We demonstrate a terahertz polarizer built with stacks of aligned single-walled carbon nanotubes (SWCNTs) exhibiting ideal broadband terahertz properties: 99.9% degree of polarization and extinction ratios of 10^–3 (or 30 dB) from 0.4 to 2.2 THz. Compared to structurally tuned and fragile wire-grid systems, the performance in these polarizers is driven by the inherent anistropic absorption of SWCNTs that enables a physically robust structure. Supported by a scalable dry contact-transfer approach, these SWCNT-based polarizers are ideal for emerging terahertz applications.
The broadband polarizer handles waves from 0.5 to 2.2 terahertz, far surpassing the range of commercial polarizers that consist of fragile grids wrapped in gold or tungsten wires.
Kono said technologies that make use of the optical and electrical regions of the electromagnetic spectrum are mature and common, as in lasers and telescopes on one end and computers and microwaves on the other. But until recent years, the terahertz region in between was largely unexplored. “Over the past decade or two, people have been making impressive progress,” he said, particularly in the development of such sources of radiation as the terahertz quantum cascade laser.
“We have pretty good terahertz emitters and detectors, but we need a way to manipulate light in this range,” Kono said. “Our work is in this category, manipulating the polarization state — the direction of the electric field — of terahertz radiation.”
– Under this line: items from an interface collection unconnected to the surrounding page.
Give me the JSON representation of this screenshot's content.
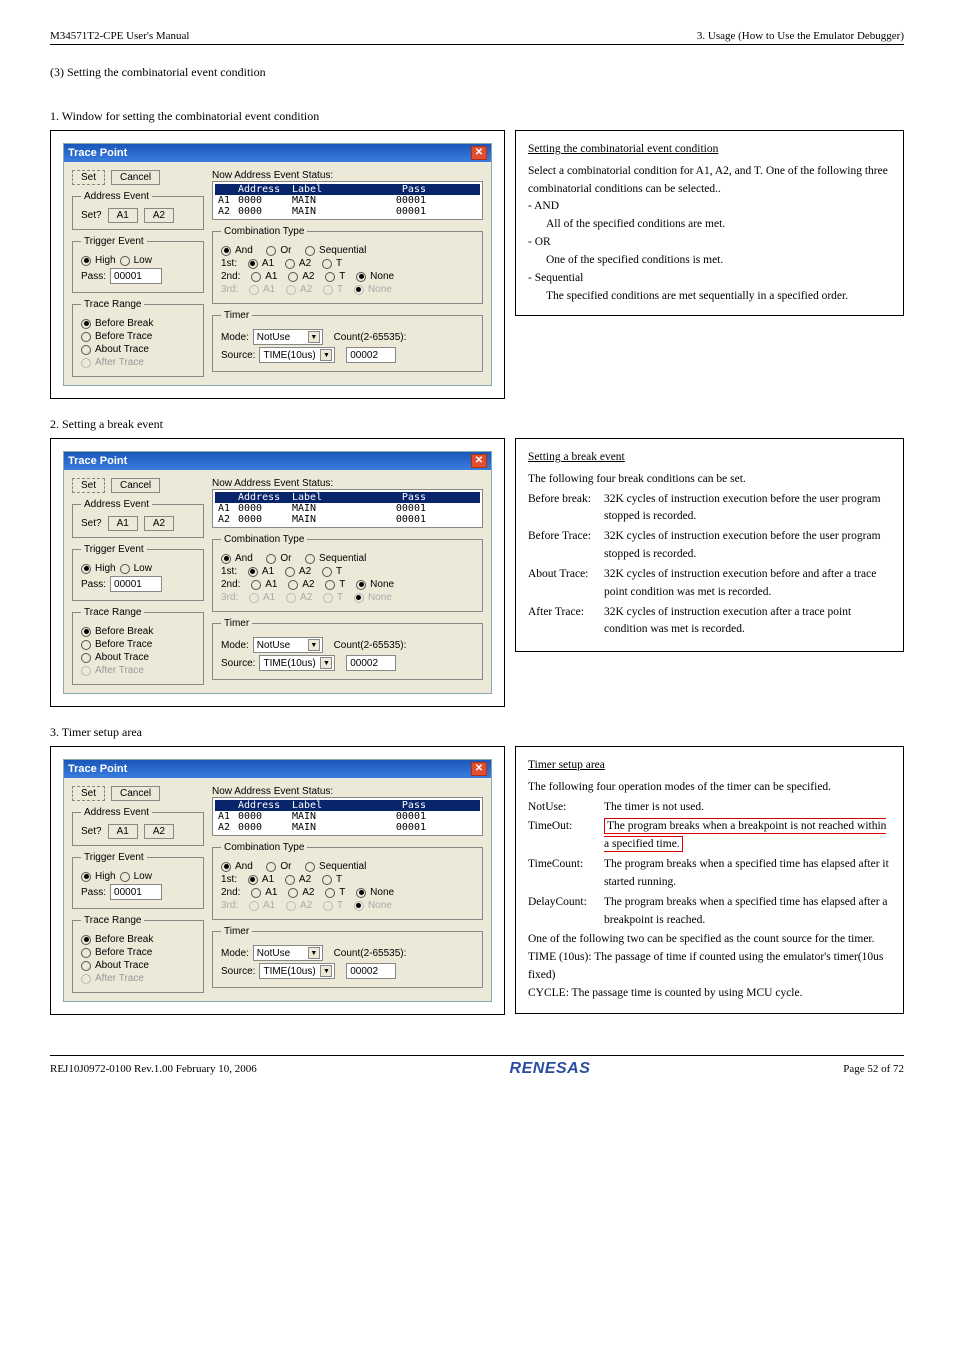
{
  "header": {
    "left": "M34571T2-CPE User's Manual",
    "right": "3. Usage (How to Use the Emulator Debugger)"
  },
  "sect3": "(3) Setting the combinatorial event condition",
  "step1": "1. Window for setting the combinatorial event condition",
  "step2": "2. Setting a break event",
  "step3": "3. Timer setup area",
  "dlg": {
    "title": "Trace Point",
    "set": "Set",
    "cancel": "Cancel",
    "addr_event": "Address Event",
    "setq": "Set?",
    "a1": "A1",
    "a2": "A2",
    "now_status": "Now Address Event Status:",
    "tbl_hdr_addr": "Address",
    "tbl_hdr_lbl": "Label",
    "tbl_hdr_pass": "Pass",
    "rows": [
      {
        "idx": "A1",
        "addr": "0000",
        "lbl": "MAIN",
        "pass": "00001"
      },
      {
        "idx": "A2",
        "addr": "0000",
        "lbl": "MAIN",
        "pass": "00001"
      }
    ],
    "trig_event": "Trigger Event",
    "high": "High",
    "low": "Low",
    "pass": "Pass:",
    "pass_val": "00001",
    "trace_range": "Trace Range",
    "tr_bb": "Before Break",
    "tr_bt": "Before Trace",
    "tr_at": "About Trace",
    "tr_af": "After Trace",
    "combo_type": "Combination Type",
    "and": "And",
    "or": "Or",
    "seq": "Sequential",
    "first": "1st:",
    "second": "2nd:",
    "third": "3rd:",
    "none": "None",
    "t": "T",
    "timer": "Timer",
    "mode": "Mode:",
    "mode_val": "NotUse",
    "count": "Count(2-65535):",
    "source": "Source:",
    "source_val": "TIME(10us)",
    "count_val": "00002"
  },
  "call1": {
    "title": "Setting the combinatorial event condition",
    "para1": "Select a combinatorial condition for A1, A2, and T. One of the following three combinatorial conditions can be selected..",
    "and": "AND",
    "and_d": "All of the specified conditions are met.",
    "or": "OR",
    "or_d": "One of the specified conditions is met.",
    "seq": "Sequential",
    "seq_d": "The specified conditions are met sequentially in a specified order."
  },
  "call2": {
    "title": "Setting a break event",
    "para": "The following four break conditions can be set.",
    "bb_k": "Before break:",
    "bb_v": "32K cycles of instruction execution before the user program stopped is recorded.",
    "bt_k": "Before Trace:",
    "bt_v": "32K cycles of instruction execution before the user program stopped is recorded.",
    "at_k": "About Trace:",
    "at_v": "32K cycles of instruction execution before and after a trace point condition was met is recorded.",
    "af_k": "After Trace:",
    "af_v": "32K cycles of instruction execution after a trace point condition was met is recorded."
  },
  "call3": {
    "title": "Timer setup area",
    "para": "The following four operation modes of the timer can be specified.",
    "nu_k": "NotUse:",
    "nu_v": "The timer is not used.",
    "to_k": "TimeOut:",
    "to_v": "The program breaks when a breakpoint is not reached within a specified time.",
    "tc_k": "TimeCount:",
    "tc_v": "The program breaks when a specified time has elapsed after it started running.",
    "dc_k": "DelayCount:",
    "dc_v": "The program breaks when a specified time has elapsed after a breakpoint is reached.",
    "after": "One of the following two can be specified as the count source for the timer.",
    "time_l": "TIME (10us): The passage of time if counted using the emulator's timer(10us fixed)",
    "cycle_l": "CYCLE:  The passage time is counted by using MCU cycle."
  },
  "footer": {
    "left": "REJ10J0972-0100   Rev.1.00   February 10, 2006",
    "center": "RENESAS",
    "right": "Page 52 of 72"
  }
}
Terahertz waves exist at the transition between infrared and microwaves and have unique qualities. They are not harmful and penetrate fabric, wood, plastic and even clouds, but not metal or water. In combination with spectroscopy, they can be used to read what Kono called “spectral fingerprints in the terahertz range”; he said they would, for instance, be useful in a security setting to identify the chemical signatures of specific explosives.